So after I turned 50 lbs. of tomatoes and half a bushel of peppers into salsa for canning, I found myself with an extra 1 1/2 cups of finely chopped cilantro. What to do? Make chimichurri of course.
It must be noted, of course, that traditional chimichurri from Argentina and Uruguay doesn’t actually use cilantro. It comes in a green version and a red version, and traditionally contains parsley, garlic, olive oil, oregano, and red wine vinegar.
However, I had a bunch of cilantro and a bit of parsley. And I like cilantro (I pity you poor individuals who have the gene that makes it taste soapy to you). So I made my own version to freeze so that I’d have it on hand for easy use when I want it.
Non-Traditional Green Chimichurri Sauce
Prep time: 15 minutes, Total time: 16 minutes, Yield: 2 cups
- 3/4 cup minced cilantro
- 1/4 cup minced parsley
- 1 minced jalapeño / Fresno / cayenne pepper (seeded)
- 1/4 cup minced garlic (unless you’re a wimp)
- 2 tbsp. fresh minced oregano or 1 tbsp. dried oregano
- 1 tsp. ground cumin
- 2 tsp. red pepper flakes
- 2 tbsp. lime juice
- 3 tbsp. red wine vinegar
- 1/2 cup olive oil
- Salt and pepper to taste
- Remove the cilantro and parsley leaves from their stems and throw into a food processor to pulse until they are minced (or, if you’re a masochist like me, mince it all by hand). This will be your most time-intensive step.
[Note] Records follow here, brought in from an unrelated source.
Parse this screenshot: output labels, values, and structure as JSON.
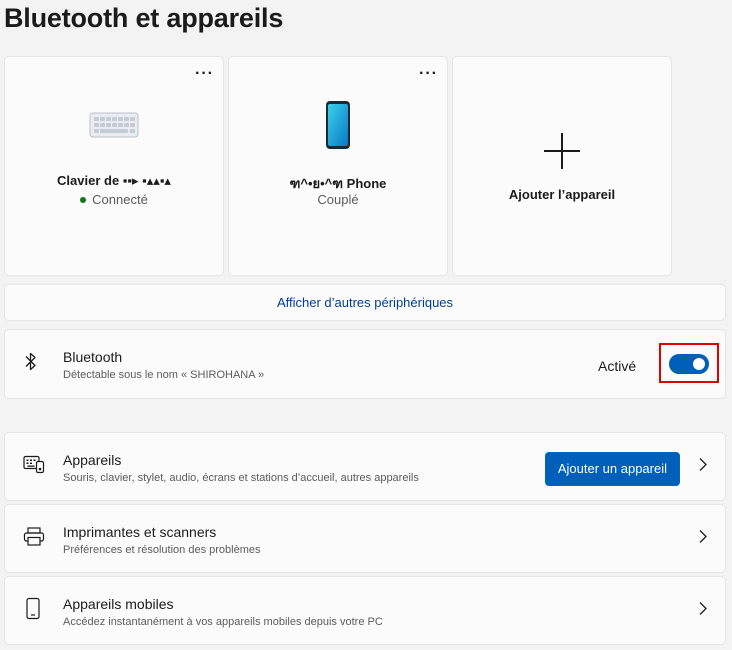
{
  "page": {
    "title": "Bluetooth et appareils"
  },
  "devices": [
    {
      "name": "Clavier de ▪▪▸ ▪▴▴▪▴",
      "status": "Connecté",
      "connected": true,
      "icon": "keyboard-icon"
    },
    {
      "name": "ฑ^•ย•^ฑ Phone",
      "status": "Couplé",
      "connected": false,
      "icon": "phone-icon"
    }
  ],
  "add_device_card": {
    "label": "Ajouter l’appareil",
    "icon": "plus-icon"
  },
  "more_options_label": "···",
  "show_more_link": "Afficher d’autres périphériques",
  "bluetooth": {
    "title": "Bluetooth",
    "subtitle": "Détectable sous le nom « SHIROHANA »",
    "state_label": "Activé",
    "enabled": true,
    "icon": "bluetooth-icon"
  },
  "settings": [
    {
      "title": "Appareils",
      "subtitle": "Souris, clavier, stylet, audio, écrans et stations d’accueil, autres appareils",
      "icon": "devices-icon",
      "button": "Ajouter un appareil"
    },
    {
      "title": "Imprimantes et scanners",
      "subtitle": "Préférences et résolution des problèmes",
      "icon": "printer-icon"
    },
    {
      "title": "Appareils mobiles",
      "subtitle": "Accédez instantanément à vos appareils mobiles depuis votre PC",
      "icon": "mobile-device-icon"
    }
  ],
  "colors": {
    "accent": "#005fb8",
    "highlight": "#e00000",
    "connected": "#0f7b0f",
    "link": "#003e92"
  }
}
Core, seed, and mince your pepper and garlic as well (though I highly advise keeping a 32 oz. jar of minced garlic in your fridge at all times, because why on earth would you want to mince garlic every time you cook something?
- Throw all of your minced goodies into a bowl. Add all of your seasonings, your lime juice and red wine vinegar into the bowl as well. Drizzle olive oil into bowl while stirring vigorously with a fork.
- Season with salt and pepper to taste.
- Use as a marinade or sauce for anything you like!